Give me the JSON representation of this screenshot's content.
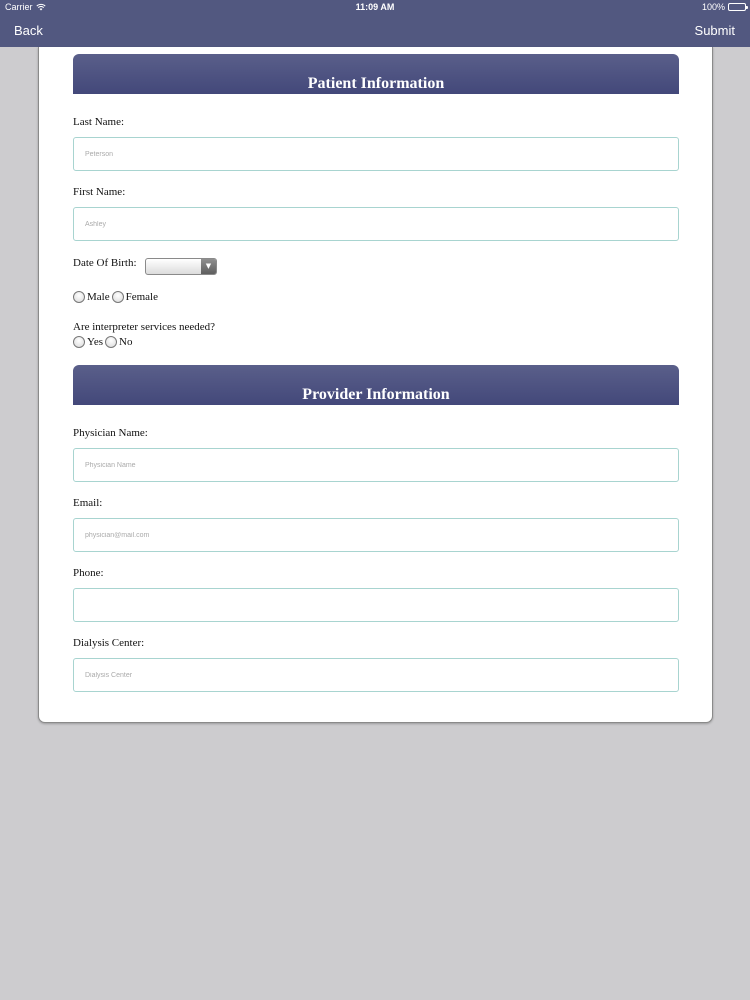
{
  "status_bar": {
    "carrier": "Carrier",
    "time": "11:09 AM",
    "battery": "100%"
  },
  "nav": {
    "back_label": "Back",
    "submit_label": "Submit"
  },
  "patient_section": {
    "title": "Patient Information",
    "last_name": {
      "label": "Last Name:",
      "placeholder": "Peterson"
    },
    "first_name": {
      "label": "First Name:",
      "placeholder": "Ashley"
    },
    "dob": {
      "label": "Date Of Birth:",
      "value": ""
    },
    "gender": {
      "options": [
        "Male",
        "Female"
      ]
    },
    "interpreter": {
      "question": "Are interpreter services needed?",
      "options": [
        "Yes",
        "No"
      ]
    }
  },
  "provider_section": {
    "title": "Provider Information",
    "physician_name": {
      "label": "Physician Name:",
      "placeholder": "Physician Name"
    },
    "email": {
      "label": "Email:",
      "placeholder": "physician@mail.com"
    },
    "phone": {
      "label": "Phone:",
      "placeholder": ""
    },
    "dialysis_center": {
      "label": "Dialysis Center:",
      "placeholder": "Dialysis Center"
    }
  }
}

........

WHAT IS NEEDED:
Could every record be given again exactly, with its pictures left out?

TASK RESPONSE:
Give me the JSON representation of this screenshot's content.
{
  "status_bar": {
    "carrier": "Carrier",
    "time": "11:09 AM",
    "battery": "100%"
  },
  "nav": {
    "back_label": "Back",
    "submit_label": "Submit"
  },
  "patient_section": {
    "title": "Patient Information",
    "last_name": {
      "label": "Last Name:",
      "placeholder": "Peterson"
    },
    "first_name": {
      "label": "First Name:",
      "placeholder": "Ashley"
    },
    "dob": {
      "label": "Date Of Birth:",
      "value": ""
    },
    "gender": {
      "options": [
        "Male",
        "Female"
      ]
    },
    "interpreter": {
      "question": "Are interpreter services needed?",
      "options": [
        "Yes",
        "No"
      ]
    }
  },
  "provider_section": {
    "title": "Provider Information",
    "physician_name": {
      "label": "Physician Name:",
      "placeholder": "Physician Name"
    },
    "email": {
      "label": "Email:",
      "placeholder": "physician@mail.com"
    },
    "phone": {
      "label": "Phone:",
      "placeholder": ""
    },
    "dialysis_center": {
      "label": "Dialysis Center:",
      "placeholder": "Dialysis Center"
    }
  }
}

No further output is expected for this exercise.